New Zealand is committed to playing its part at home and abroad to advance the 2030 Agenda for Sustainable Development and achievement of the Sustainable Development Goals (SDGs).
He waka eke noa - ‘we are all in this together’ – is a Māori proverb and the title to our first VNR reflecting the government’s policy of ‘leaving no one behind’.
New Zealand’s first Voluntary National Review (VNR) covers all 17 SDGs with a focus on how we deliver outcomes most relevant to New Zealand. The VNR outlines New Zealand’s approach to the SDGs and reflects our commitment to productive, sustainable and inclusive economic development. The report highlights challenges as well as successes, and identifies areas where further work is needed.
The VNR reflects the New Zealand context. The special status of Māori as the tangata whenua, indigenous people of New Zealand, is of profound importance and fundamental to our national identity. The VNR incorporates the concept of kaitiakitanga, or guardianship, of our natural environment.
New thinking is required to achieve the vision encapsulated in the SDGs. Rather than measuring progress in purely economic terms. New Zealand is developing a broader set of measures - theLiving Standards Framework (LSF) - that puts sustainable intergenerational wellbeing at the centre of policy-making and the management of our resources. The LSF is an innovative framework for measuring and analysing the dynamics of wellbeing, as well as risk and resilience across a broad range of economic, social and environmental domains.
In parallel, Statistics New Zealand has developed a new set of metrics - Indicators Aotearoa New Zealand (IANZ). Like the LSF, IANZ goes beyond traditional economic measures such as income and GDP, and includes wellbeing and sustainable development. IANZ will support the LSF, as well as monitoring and reporting against the SDGs.
Notwithstanding New Zealand’s overall high standard of living, a proportion of New Zealand households experience poverty or material hardship. We acknowledge that certain groups are over-represented, and we are working to grow and share New Zealand’s prosperity more fairly.

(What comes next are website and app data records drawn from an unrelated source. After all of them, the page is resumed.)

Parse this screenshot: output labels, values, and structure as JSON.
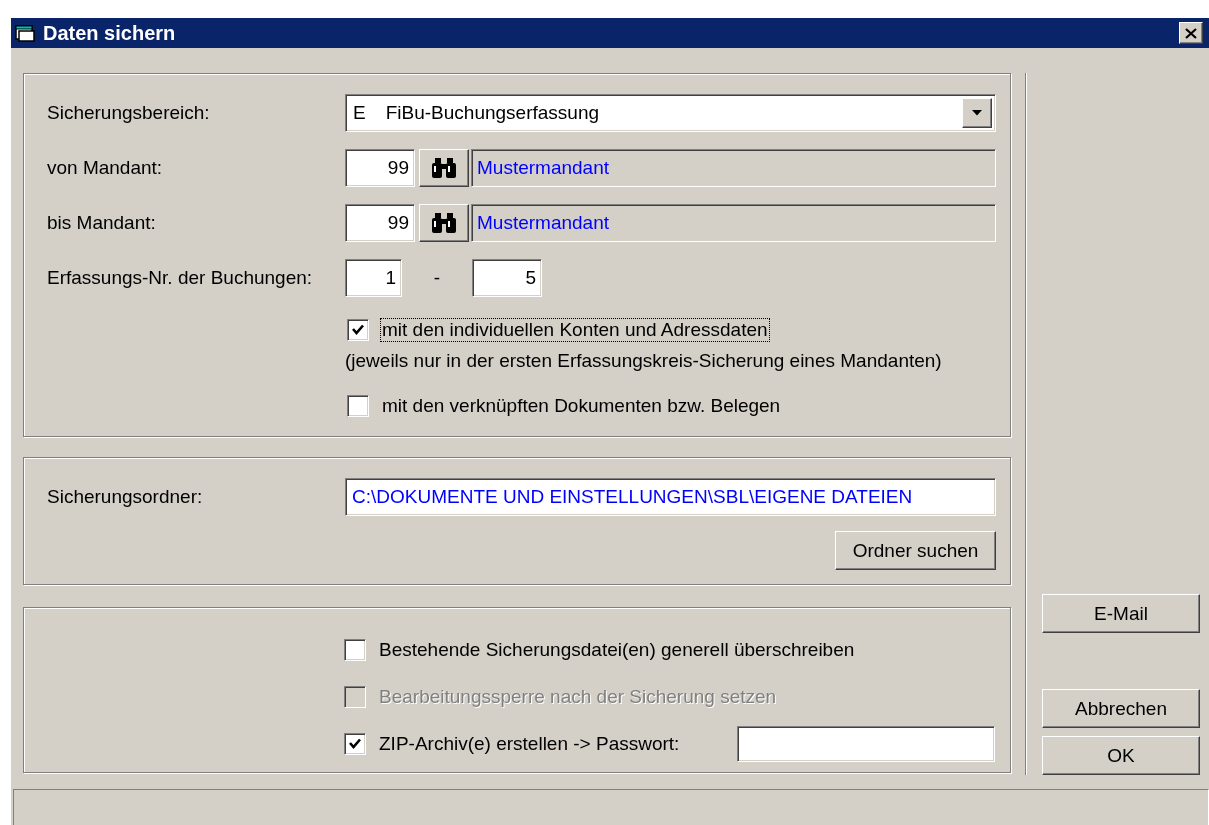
{
  "window": {
    "title": "Daten sichern"
  },
  "range": {
    "label": "Sicherungsbereich:",
    "code": "E",
    "value": "FiBu-Buchungserfassung"
  },
  "clients": [
    {
      "label": "von Mandant:",
      "number": "99",
      "name": "Mustermandant"
    },
    {
      "label": "bis Mandant:",
      "number": "99",
      "name": "Mustermandant"
    }
  ],
  "entry_numbers": {
    "label": "Erfassungs-Nr. der Buchungen:",
    "from": "1",
    "separator": "-",
    "to": "5"
  },
  "options": [
    {
      "label": "mit den individuellen Konten und Adressdaten",
      "checked": true,
      "focused": true,
      "note": "(jeweils nur in der ersten Erfassungskreis-Sicherung eines Mandanten)"
    },
    {
      "label": "mit den verknüpften Dokumenten bzw. Belegen",
      "checked": false,
      "focused": false
    }
  ],
  "folder": {
    "label": "Sicherungsordner:",
    "value": "C:\\DOKUMENTE UND EINSTELLUNGEN\\SBL\\EIGENE DATEIEN",
    "button": "Ordner suchen"
  },
  "settings": [
    {
      "kind": "plain",
      "label": "Bestehende Sicherungsdatei(en) generell überschreiben",
      "checked": false,
      "disabled": false
    },
    {
      "kind": "plain",
      "label": "Bearbeitungssperre nach der Sicherung setzen",
      "checked": false,
      "disabled": true
    },
    {
      "kind": "password",
      "label": "ZIP-Archiv(e) erstellen  -> Passwort:",
      "checked": true,
      "disabled": false
    }
  ],
  "side_buttons": [
    "E-Mail"
  ],
  "dialog_buttons": [
    "Abbrechen",
    "OK"
  ]
}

Reducing child poverty is a particular focus. New laws introduced in 2018 create an on-going focus on child poverty reduction and provide for political accountability for achieving published targets. The government’s ten-year targets aim to reduce child poverty by more than half on both low-income and material hardship measures by 2028. The government has put in place a range of measures, including the 2017 Families Package, which has boosted the incomes of low income families. A wide range of initiatives are underway to improve child and youth wellbeing.
New Zealand supports the SDGs alongside our international partners. In 2018 New Zealand increased its Official Development Assistance (ODA) in response to the 2030 Agenda and the sustainable development finance needs of developing countries. The additional NZ$714 million allocated over four years represents a 30 percent increase in our ODA, lifting it to a projected 0.28 percent of GNI.
New Zealand’s ODA targets countries most in need, in particular small island developing states and Least Developed Countries, with sustainable development a core priority. Sixty percent of New Zealand’s ODA goes to the Pacific region with a strong focus on improving prosperity and economic resilience. Sustainable development also informs our approach to trade, the environment and security.
The SDGs are interrelated and cannot be achieved by governments alone. It requires a holistic approach and the participation of all sectors of society. The VNR highlights some of the important work being undertaken across New Zealand and overseas by New Zealand individuals, businesses and community groups to achieve the SDGs.
We recognise the contributions made to the VNR by multiple stakeholders, including from non-government sectors. Consultation with NGOs was undertaken by a range of relevant government agencies. Comment on the VNR was sought from a stakeholder reference group. Wider public feedback was sought through an online process.